8. Grove Labs

While many urban ag startups favor aluminum racks and other more industrial touches, Grove has folded its indoor farming technology within furniture designed to blend in with apartment decor. The company is accepting refundable $100 deposits for the first batch of products expected to ship this winter and sell for less than $5,000.

9. Garden Fresh Farms

In addition to developing a patent-pending cylindrical growing structure, the company advertises its capacity to advise those looking to establish their own indoor farms on everything from market research and real estate search to CAD design, installation of equipment, training and food distribution.

10. Growtainer

Growtainer sells either 20- or 40-foot shipping container farms equipped with modular racks for growing food.The operation is controlled by a “Growtroller” PC-based sensor system that monitors and regulates humidity, temperature, carbon dioxide and pH levels.

This is an autogenerated summary from a published source: 10 companies feeding the urban farming boom | GreenBiz

Dirty Hands, Happy Students


On the first day of school last week, students in Steven Schultz’s high-school agriculture class in Lacombe, Alta., toured their greenhouse and edible gardens, harvesting gooseberries, cherries and grapes for a canning project. After school, the beekeeping club conducted a postsummer hive inspection, harvesting 60 kilograms of honey from just one of its three hives.

These tasks are part of Lacombe Composite High School’s EcoVision Club, designed 13 years ago to inspire young leaders to make an environmental difference. Science teacher Schultz has been with the project since the beginning, when a student approached him after class.

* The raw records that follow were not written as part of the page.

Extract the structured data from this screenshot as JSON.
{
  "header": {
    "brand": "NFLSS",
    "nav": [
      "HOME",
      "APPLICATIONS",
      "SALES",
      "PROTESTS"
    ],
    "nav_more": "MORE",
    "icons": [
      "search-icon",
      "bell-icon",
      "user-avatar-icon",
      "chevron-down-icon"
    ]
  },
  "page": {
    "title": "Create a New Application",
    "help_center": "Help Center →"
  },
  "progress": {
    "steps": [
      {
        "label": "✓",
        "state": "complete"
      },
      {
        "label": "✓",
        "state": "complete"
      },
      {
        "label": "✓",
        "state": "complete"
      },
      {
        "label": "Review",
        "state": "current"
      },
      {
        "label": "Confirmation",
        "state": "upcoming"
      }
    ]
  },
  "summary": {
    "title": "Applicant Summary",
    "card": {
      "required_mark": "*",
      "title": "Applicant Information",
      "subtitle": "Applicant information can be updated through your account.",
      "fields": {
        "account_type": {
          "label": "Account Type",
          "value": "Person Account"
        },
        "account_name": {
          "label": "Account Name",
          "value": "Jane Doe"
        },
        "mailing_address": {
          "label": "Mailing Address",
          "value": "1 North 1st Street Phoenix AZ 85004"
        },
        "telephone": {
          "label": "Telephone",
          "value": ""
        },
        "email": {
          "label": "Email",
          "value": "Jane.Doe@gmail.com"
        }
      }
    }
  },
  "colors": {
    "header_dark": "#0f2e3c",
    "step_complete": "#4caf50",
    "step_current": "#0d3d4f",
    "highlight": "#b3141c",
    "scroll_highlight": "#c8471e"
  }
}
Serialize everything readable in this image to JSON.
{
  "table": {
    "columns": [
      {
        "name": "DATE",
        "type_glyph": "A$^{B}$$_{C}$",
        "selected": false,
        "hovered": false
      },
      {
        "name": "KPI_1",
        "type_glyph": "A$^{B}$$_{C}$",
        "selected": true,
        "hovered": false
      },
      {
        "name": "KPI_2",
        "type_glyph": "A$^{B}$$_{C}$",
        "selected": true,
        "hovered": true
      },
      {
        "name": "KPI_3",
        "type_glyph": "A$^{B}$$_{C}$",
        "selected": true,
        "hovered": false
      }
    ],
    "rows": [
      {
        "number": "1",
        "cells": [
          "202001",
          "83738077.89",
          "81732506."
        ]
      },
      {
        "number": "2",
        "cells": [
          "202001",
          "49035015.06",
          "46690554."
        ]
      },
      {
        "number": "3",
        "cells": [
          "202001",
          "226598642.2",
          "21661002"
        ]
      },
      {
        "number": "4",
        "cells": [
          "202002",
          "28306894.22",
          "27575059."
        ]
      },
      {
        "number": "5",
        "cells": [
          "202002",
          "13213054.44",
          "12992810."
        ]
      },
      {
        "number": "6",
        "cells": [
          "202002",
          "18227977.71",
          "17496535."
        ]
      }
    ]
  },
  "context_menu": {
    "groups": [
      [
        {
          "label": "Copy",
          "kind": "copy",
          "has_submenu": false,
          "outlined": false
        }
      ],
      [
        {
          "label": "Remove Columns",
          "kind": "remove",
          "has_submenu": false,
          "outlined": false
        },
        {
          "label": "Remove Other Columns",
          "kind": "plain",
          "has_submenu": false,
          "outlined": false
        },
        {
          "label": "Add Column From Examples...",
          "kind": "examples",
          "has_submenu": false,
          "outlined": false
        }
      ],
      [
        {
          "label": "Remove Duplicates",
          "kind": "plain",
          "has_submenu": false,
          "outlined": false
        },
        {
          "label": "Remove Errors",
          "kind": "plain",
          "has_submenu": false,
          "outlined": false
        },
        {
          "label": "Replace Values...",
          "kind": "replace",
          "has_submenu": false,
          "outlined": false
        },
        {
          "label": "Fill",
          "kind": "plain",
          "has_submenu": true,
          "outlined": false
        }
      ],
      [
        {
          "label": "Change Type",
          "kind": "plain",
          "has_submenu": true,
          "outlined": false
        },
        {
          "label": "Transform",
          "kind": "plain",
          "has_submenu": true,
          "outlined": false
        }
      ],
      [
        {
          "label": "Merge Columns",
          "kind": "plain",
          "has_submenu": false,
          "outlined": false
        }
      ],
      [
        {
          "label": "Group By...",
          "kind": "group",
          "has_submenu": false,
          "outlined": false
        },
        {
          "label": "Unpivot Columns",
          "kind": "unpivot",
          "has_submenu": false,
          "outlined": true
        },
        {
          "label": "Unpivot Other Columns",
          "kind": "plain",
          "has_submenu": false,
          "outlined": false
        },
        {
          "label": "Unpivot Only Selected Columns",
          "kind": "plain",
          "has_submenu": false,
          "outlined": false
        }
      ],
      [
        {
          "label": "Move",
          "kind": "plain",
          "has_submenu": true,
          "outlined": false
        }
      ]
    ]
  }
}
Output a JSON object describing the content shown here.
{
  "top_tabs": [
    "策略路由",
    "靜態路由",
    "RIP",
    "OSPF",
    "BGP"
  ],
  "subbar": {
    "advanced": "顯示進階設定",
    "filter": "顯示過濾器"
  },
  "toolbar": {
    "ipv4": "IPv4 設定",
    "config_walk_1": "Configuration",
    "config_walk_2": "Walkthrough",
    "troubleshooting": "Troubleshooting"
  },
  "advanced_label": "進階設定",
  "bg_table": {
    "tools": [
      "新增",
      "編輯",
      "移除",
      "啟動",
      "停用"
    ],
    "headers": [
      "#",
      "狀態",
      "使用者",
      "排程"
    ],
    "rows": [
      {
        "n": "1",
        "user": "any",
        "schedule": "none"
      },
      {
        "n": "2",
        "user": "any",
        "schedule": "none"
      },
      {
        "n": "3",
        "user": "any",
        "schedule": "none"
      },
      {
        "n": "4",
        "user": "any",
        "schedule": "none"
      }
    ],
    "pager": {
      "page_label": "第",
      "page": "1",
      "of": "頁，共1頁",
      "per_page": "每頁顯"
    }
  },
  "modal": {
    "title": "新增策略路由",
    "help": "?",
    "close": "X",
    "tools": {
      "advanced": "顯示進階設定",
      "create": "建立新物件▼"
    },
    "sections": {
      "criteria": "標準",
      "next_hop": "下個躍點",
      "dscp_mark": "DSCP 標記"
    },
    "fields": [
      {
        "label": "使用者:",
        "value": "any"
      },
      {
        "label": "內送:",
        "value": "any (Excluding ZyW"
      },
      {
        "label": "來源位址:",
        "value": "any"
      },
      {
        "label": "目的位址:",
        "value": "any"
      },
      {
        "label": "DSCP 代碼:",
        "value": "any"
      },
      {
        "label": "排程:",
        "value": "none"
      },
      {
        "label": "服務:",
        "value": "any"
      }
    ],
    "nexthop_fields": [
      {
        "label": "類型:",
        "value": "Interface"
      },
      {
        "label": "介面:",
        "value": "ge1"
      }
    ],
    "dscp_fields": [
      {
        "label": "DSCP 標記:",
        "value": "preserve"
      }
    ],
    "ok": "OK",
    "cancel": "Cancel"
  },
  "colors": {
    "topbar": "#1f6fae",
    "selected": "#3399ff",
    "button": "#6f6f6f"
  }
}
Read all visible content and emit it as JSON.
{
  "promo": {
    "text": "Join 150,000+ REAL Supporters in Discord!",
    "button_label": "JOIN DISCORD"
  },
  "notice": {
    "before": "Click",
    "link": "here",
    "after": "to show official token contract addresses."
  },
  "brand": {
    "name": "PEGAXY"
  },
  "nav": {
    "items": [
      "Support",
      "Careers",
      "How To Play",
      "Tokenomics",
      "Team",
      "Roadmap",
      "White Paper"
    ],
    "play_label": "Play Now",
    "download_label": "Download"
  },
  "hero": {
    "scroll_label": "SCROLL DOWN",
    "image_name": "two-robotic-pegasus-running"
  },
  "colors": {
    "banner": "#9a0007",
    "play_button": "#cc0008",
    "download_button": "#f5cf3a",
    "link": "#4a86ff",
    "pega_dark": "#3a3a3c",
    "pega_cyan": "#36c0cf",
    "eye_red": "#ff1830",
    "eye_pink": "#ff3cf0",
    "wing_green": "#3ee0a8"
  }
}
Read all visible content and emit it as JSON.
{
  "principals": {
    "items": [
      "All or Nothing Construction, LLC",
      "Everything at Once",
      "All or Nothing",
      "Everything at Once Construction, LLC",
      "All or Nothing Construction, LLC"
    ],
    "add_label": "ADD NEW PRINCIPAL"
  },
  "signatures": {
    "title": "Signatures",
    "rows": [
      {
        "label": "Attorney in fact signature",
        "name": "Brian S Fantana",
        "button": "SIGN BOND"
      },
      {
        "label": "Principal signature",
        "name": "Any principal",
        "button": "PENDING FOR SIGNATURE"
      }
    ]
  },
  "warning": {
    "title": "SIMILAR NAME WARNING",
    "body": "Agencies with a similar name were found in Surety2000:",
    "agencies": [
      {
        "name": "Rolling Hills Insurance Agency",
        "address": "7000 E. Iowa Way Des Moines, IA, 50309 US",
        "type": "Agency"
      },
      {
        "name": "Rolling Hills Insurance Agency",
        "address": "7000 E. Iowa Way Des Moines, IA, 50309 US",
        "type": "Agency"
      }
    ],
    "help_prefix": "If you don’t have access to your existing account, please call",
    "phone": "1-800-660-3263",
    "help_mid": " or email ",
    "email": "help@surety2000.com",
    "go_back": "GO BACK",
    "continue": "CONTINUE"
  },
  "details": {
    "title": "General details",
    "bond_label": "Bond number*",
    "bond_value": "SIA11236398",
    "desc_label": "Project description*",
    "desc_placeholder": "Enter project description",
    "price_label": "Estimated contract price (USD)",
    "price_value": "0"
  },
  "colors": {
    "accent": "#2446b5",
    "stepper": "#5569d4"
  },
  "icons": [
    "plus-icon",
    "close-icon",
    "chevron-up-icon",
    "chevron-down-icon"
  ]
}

“She said, ‘We can talk about the environment until we’re blue in the face, but unless we take action, it’s kind of useless,'” he recalls. The club’s first project was a rooftop solar-panel system, which reduced the school’s energy use by about 5 per cent.

In Toronto, Paul Taylor is the executive director of FoodShare, which facilitates public-school food and urban agriculture programs as well as community food-security initiatives. It’s independently run and funded, and dedicated to helping local schools overcome these problems.

Students have grown and harvested more than 13,000 kilograms of produce on school lawns and rooftops through School Grown, FoodShare’s schoolyard gardening project. There’s also a new pilot project, the Good Food Machine, which allows the most urban of youth to participate using aeroponics, mobile kitchen carts and digital learning tools.

Selling the fruits of students’ labour also helps fund the Alpine Edibles program run by the Canadian Rockies Public Schools board in Alberta. There, gardening expert Christian Wright works with teachers to incorporate edible gardens into different aspects of its curriculum.

Inside Schultz’s classroom, Mason jars are lined on book shelves, each containing a large, slimy SCOBY – a symbiotic culture of bacteria used to make effervescent fermented kombucha beverage. In a hallway beside the cafeteria, an urban cultivator resembling a brightly lit refrigerator with glass doors houses rows of sprouts and microgreens.

Schultz turns each project into courses and classes in order to keep them going, and sustainable. He tries to make sure each new project can be completed with a three-year time frame – the typical span of a high-school student.

“Capture their dreams in Grade 10 and help them fulfill their dreams – make them a reality – by Grade 12,” he says. “It’s all about them – they do everything.”

This is an autogenerated summary from a published source: Dirty Hands, Happy Students